ALFRED E. GOODMAN. LEWIS R. BROWN.

l CITED The following references are of record in the file of this patent:

UNITED STATES PATENTS

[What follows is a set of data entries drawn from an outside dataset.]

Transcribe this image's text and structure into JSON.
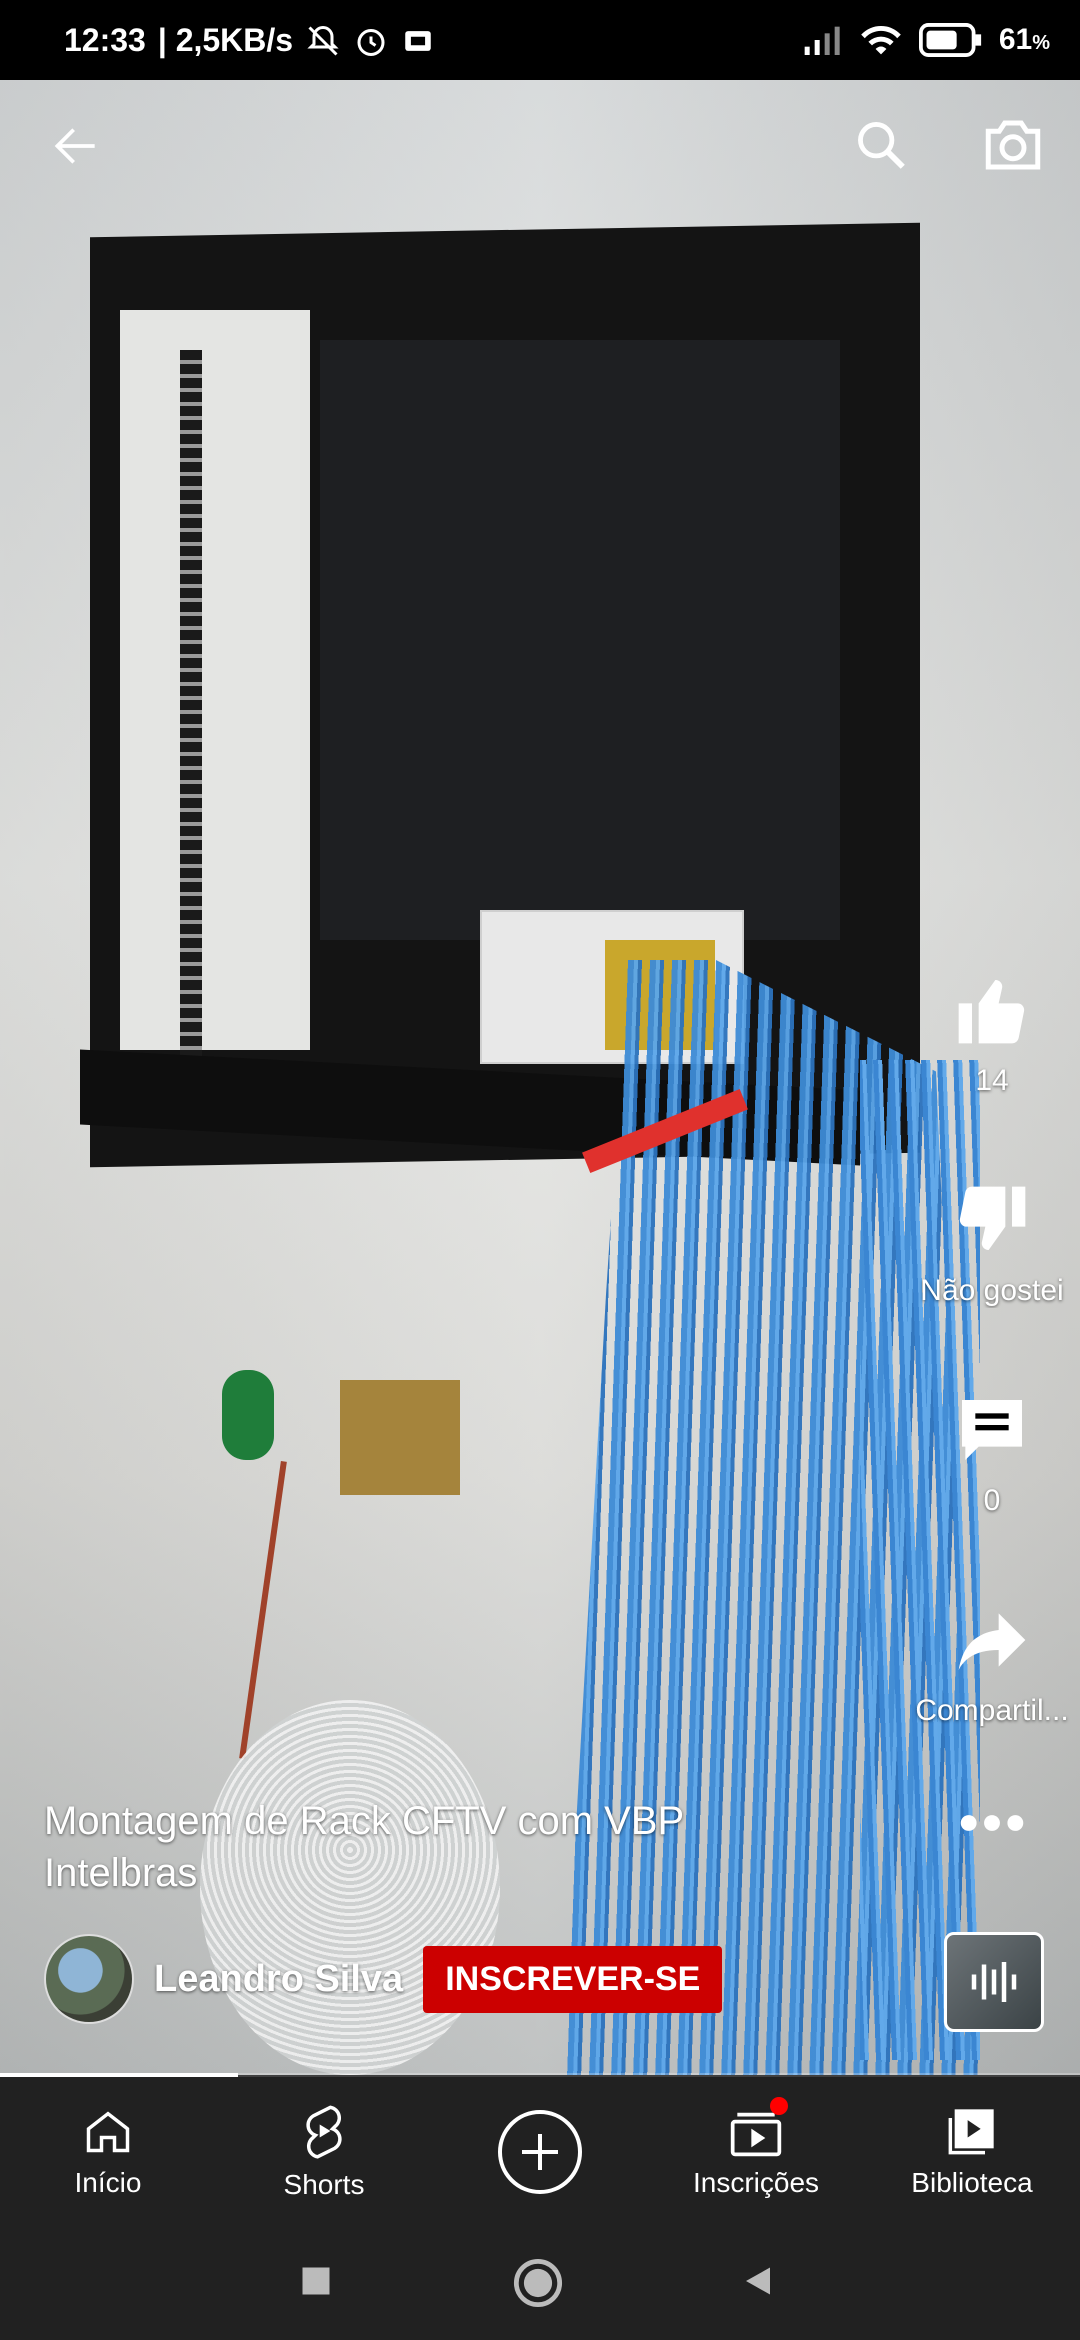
{
  "status_bar": {
    "time": "12:33",
    "speed": "| 2,5KB/s",
    "battery": "61",
    "battery_unit": "%",
    "icons": [
      "bell-off-icon",
      "alarm-icon",
      "sim-icon",
      "signal-icon",
      "wifi-icon",
      "battery-icon"
    ]
  },
  "video": {
    "title": "Montagem de Rack CFTV com  VBP Intelbras",
    "channel": "Leandro Silva",
    "subscribe_label": "INSCREVER-SE",
    "progress": 0.22
  },
  "actions": {
    "like_count": "14",
    "dislike_label": "Não gostei",
    "comment_count": "0",
    "share_label": "Compartil..."
  },
  "nav": {
    "home": "Início",
    "shorts": "Shorts",
    "subscriptions": "Inscrições",
    "library": "Biblioteca"
  },
  "colors": {
    "subscribe": "#cc0000",
    "nav_bg": "#212121",
    "notification_dot": "#ff0000"
  }
}
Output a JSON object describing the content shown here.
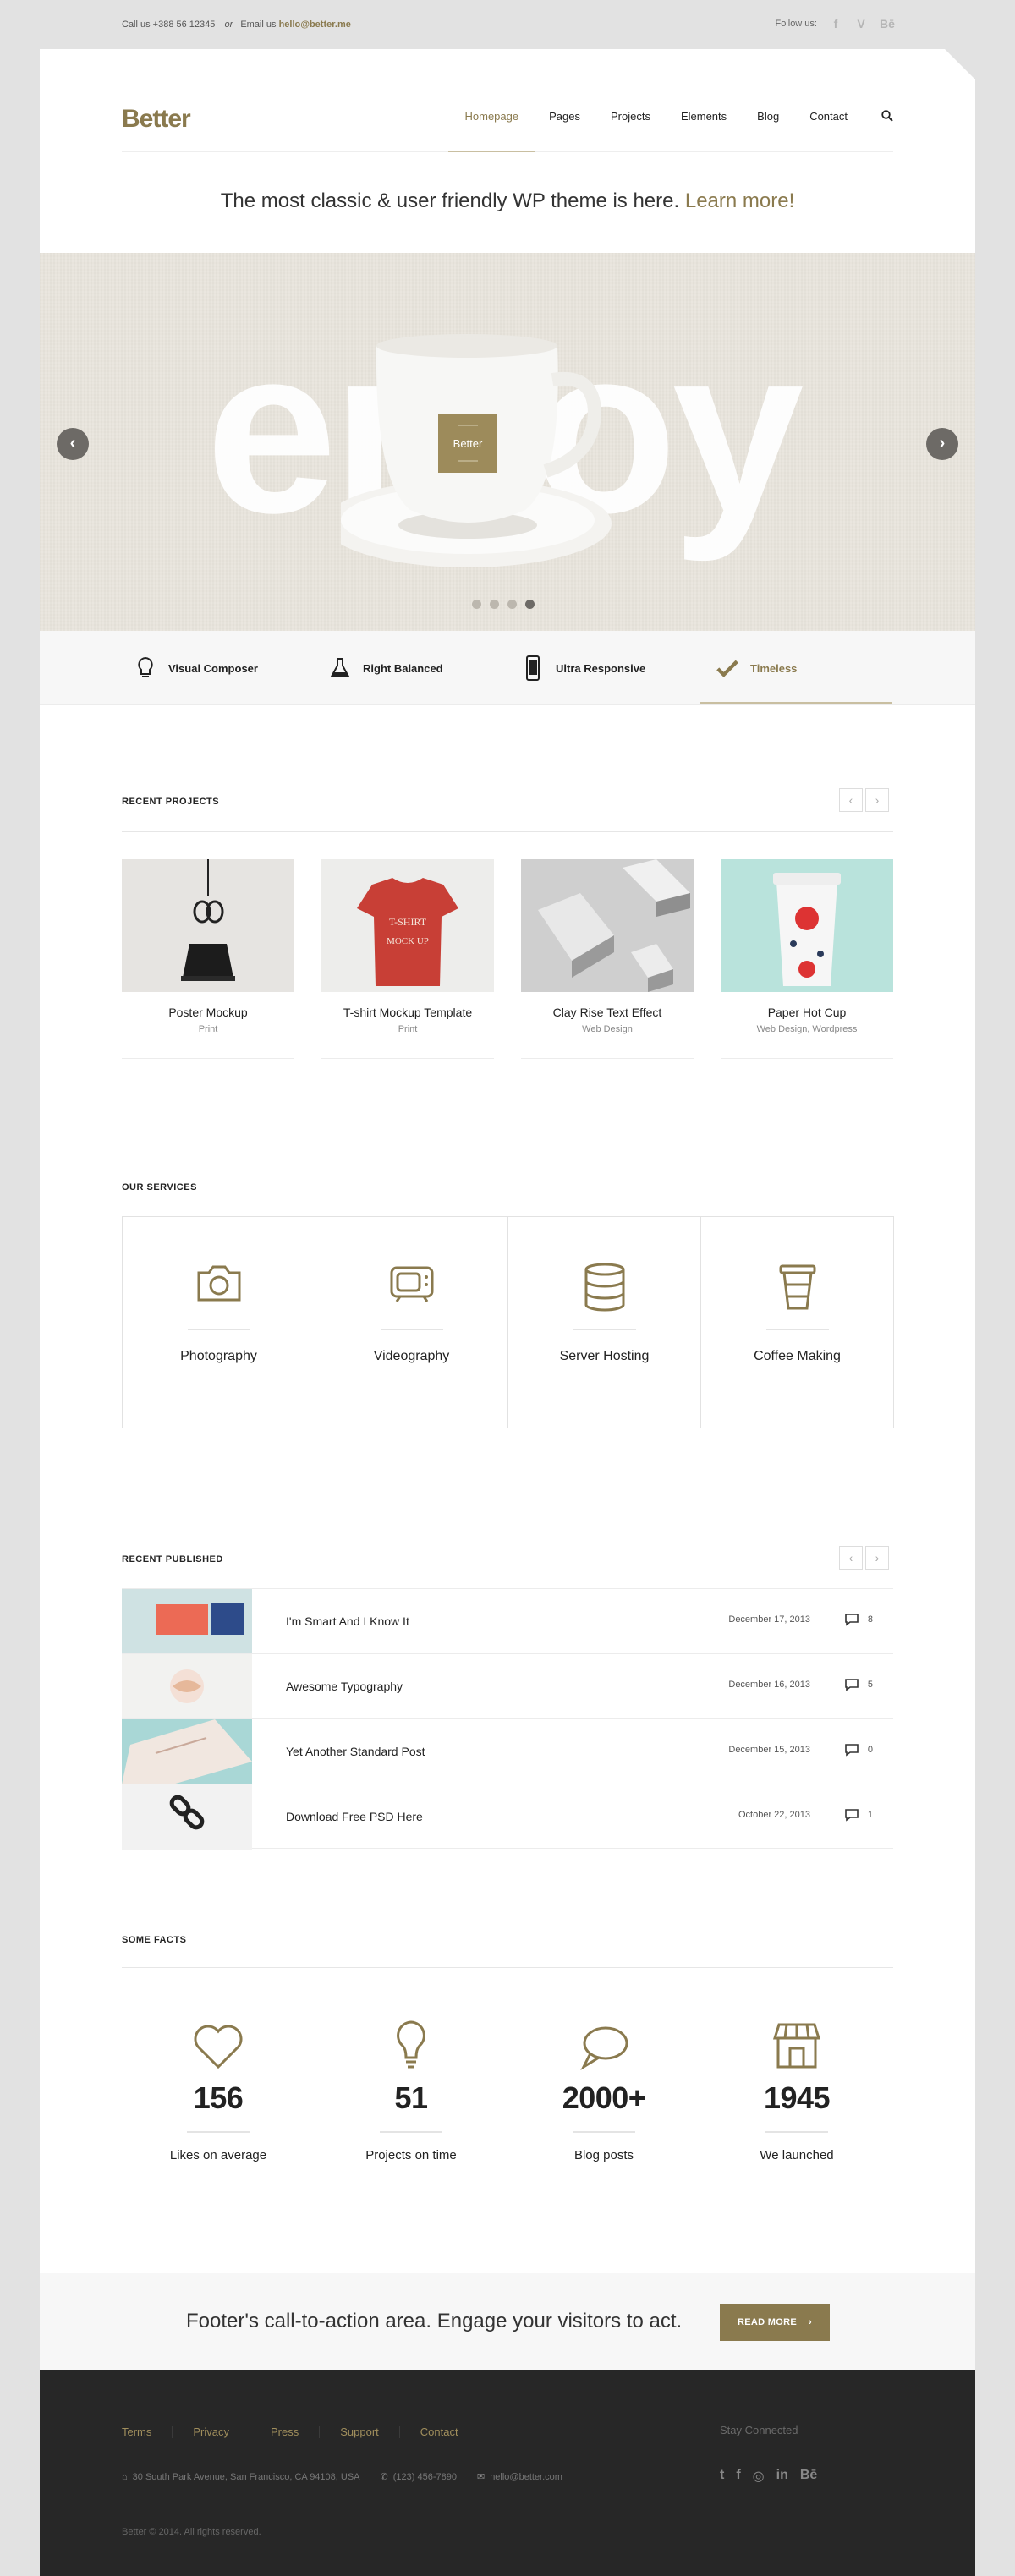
{
  "topbar": {
    "phone": "Call us +388 56 12345",
    "or": "or",
    "email_label": "Email us",
    "email": "hello@better.me",
    "follow_label": "Follow us:",
    "social": [
      {
        "icon": "facebook-icon",
        "glyph": "f"
      },
      {
        "icon": "vimeo-icon",
        "glyph": "V"
      },
      {
        "icon": "behance-icon",
        "glyph": "Bē"
      }
    ]
  },
  "header": {
    "logo": "Better",
    "nav": [
      "Homepage",
      "Pages",
      "Projects",
      "Elements",
      "Blog",
      "Contact"
    ],
    "active_nav": "Homepage"
  },
  "tagline": {
    "text": "The most classic & user friendly WP theme is here.",
    "link": "Learn more!"
  },
  "slider": {
    "word": "enjoy",
    "cup_label": "Better",
    "slides": 4,
    "active_slide": 4
  },
  "features": [
    {
      "label": "Visual Composer",
      "icon": "lightbulb-icon"
    },
    {
      "label": "Right Balanced",
      "icon": "flask-icon"
    },
    {
      "label": "Ultra Responsive",
      "icon": "phone-icon"
    },
    {
      "label": "Timeless",
      "icon": "check-icon"
    }
  ],
  "recent_projects": {
    "title": "RECENT PROJECTS",
    "items": [
      {
        "name": "Poster Mockup",
        "category": "Print"
      },
      {
        "name": "T-shirt Mockup Template",
        "category": "Print"
      },
      {
        "name": "Clay Rise Text Effect",
        "category": "Web Design"
      },
      {
        "name": "Paper Hot Cup",
        "category": "Web Design, Wordpress"
      }
    ]
  },
  "services": {
    "title": "OUR SERVICES",
    "items": [
      {
        "name": "Photography",
        "icon": "camera-icon"
      },
      {
        "name": "Videography",
        "icon": "tv-icon"
      },
      {
        "name": "Server Hosting",
        "icon": "database-icon"
      },
      {
        "name": "Coffee Making",
        "icon": "coffee-cup-icon"
      }
    ]
  },
  "recent_published": {
    "title": "RECENT PUBLISHED",
    "posts": [
      {
        "title": "I'm Smart And I Know It",
        "date": "December 17, 2013",
        "comments": "8"
      },
      {
        "title": "Awesome Typography",
        "date": "December 16, 2013",
        "comments": "5"
      },
      {
        "title": "Yet Another Standard Post",
        "date": "December 15, 2013",
        "comments": "0"
      },
      {
        "title": "Download Free PSD Here",
        "date": "October 22, 2013",
        "comments": "1"
      }
    ]
  },
  "facts": {
    "title": "SOME FACTS",
    "items": [
      {
        "number": "156",
        "label": "Likes on average",
        "icon": "heart-icon"
      },
      {
        "number": "51",
        "label": "Projects on time",
        "icon": "lightbulb-icon"
      },
      {
        "number": "2000+",
        "label": "Blog posts",
        "icon": "speech-bubble-icon"
      },
      {
        "number": "1945",
        "label": "We launched",
        "icon": "store-icon"
      }
    ]
  },
  "cta": {
    "text": "Footer's call-to-action area. Engage your visitors to act.",
    "button": "READ MORE"
  },
  "footer": {
    "nav": [
      "Terms",
      "Privacy",
      "Press",
      "Support",
      "Contact"
    ],
    "address": "30 South Park Avenue, San Francisco, CA 94108, USA",
    "phone": "(123) 456-7890",
    "email": "hello@better.com",
    "copyright": "Better © 2014. All rights reserved.",
    "stay_connected": "Stay Connected",
    "social": [
      {
        "icon": "twitter-icon",
        "glyph": "t"
      },
      {
        "icon": "facebook-icon",
        "glyph": "f"
      },
      {
        "icon": "dribbble-icon",
        "glyph": "◎"
      },
      {
        "icon": "linkedin-icon",
        "glyph": "in"
      },
      {
        "icon": "behance-icon",
        "glyph": "Bē"
      }
    ]
  },
  "colors": {
    "accent": "#8a7a4e",
    "footer_bg": "#272727",
    "page_bg": "#e2e2e2"
  }
}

Patent Citations
Cited PatentFiling datePublication dateApplicantTitle
US758382 *Dec 10, 1903Apr 26, 1904Louis B PraharMirror.
US1279091 *Aug 6, 1917Sep 17, 1918Walter S DoolittlePhoto-case.
US1741562 *Jan 18, 1928Dec 31, 1929Augustin Faguy JosephWindshield and the like
US2103384 *Jan 21, 1935Dec 28, 1937Manuel SomohanoNonblurrable mirror
US2149598 *Jun 24, 1936Mar 7, 1939Kelch Heater CoIlluminated vehicle mirror
US2202697 *Jan 18, 1938May 28, 1940La Hodny WilliamMirror
US2457639 *Mar 13, 1945Dec 28, 1948Brooks Harry GMounting for rear-vision mirrors
USRE18937 *Aug 30, 1929Sep 5, 1933AmeriSignal ijght reflector
Referenced by
Citing PatentFiling datePublication dateApplicantTitle
US2693589 *Apr 22, 1952Nov 2, 1954Hopkins William C NHeated side view mirror with clearance and indicating light
US2715174 *Apr 6, 1953Aug 9, 1955Max NathansonElectrical resistance space heaters
US2722160 *Jan 12, 1952Nov 1, 1955Prutzman Paul ERear view truck mirror
US2797287 *Aug 4, 1955Jun 25, 1957Prutzman Paul ERear view truck mirrors
US2815433 *Sep 2, 1955Dec 3, 1957Otto Zumwalt EdgarNon-fogging bathroom mirror
US3052787 *Aug 31, 1959Sep 4, 1962Gen Motors CorpHeated mirror
US3170985 *Sep 12, 1962Feb 23, 1965Rudolph KatulichMirror for vehicles
US4244548 *Jul 9, 1979Jan 13, 1981Parker-Hannifin CorporationMirror clamping assembly
US5116013 *Apr 2, 1991May 26, 1992Mirror Lite Co.Mirror mounting mechanism
US5414242 *May 24, 1994May 9, 1995Kwong; Ken K.Defrosting mirror
US7488083 *Aug 22, 2005Feb 10, 2009Gentex CorporationVehicular rearview components and assemblies
US8420985Feb 9, 2011Apr 16, 2013Madeleine DallaireMirror and window de-fogging device
Classifications
U.S. Classification219/219, 359/512, 362/135, 248/481
International ClassificationB60R1/06
Cooperative ClassificationB60R1/0602
European ClassificationB60R1/06C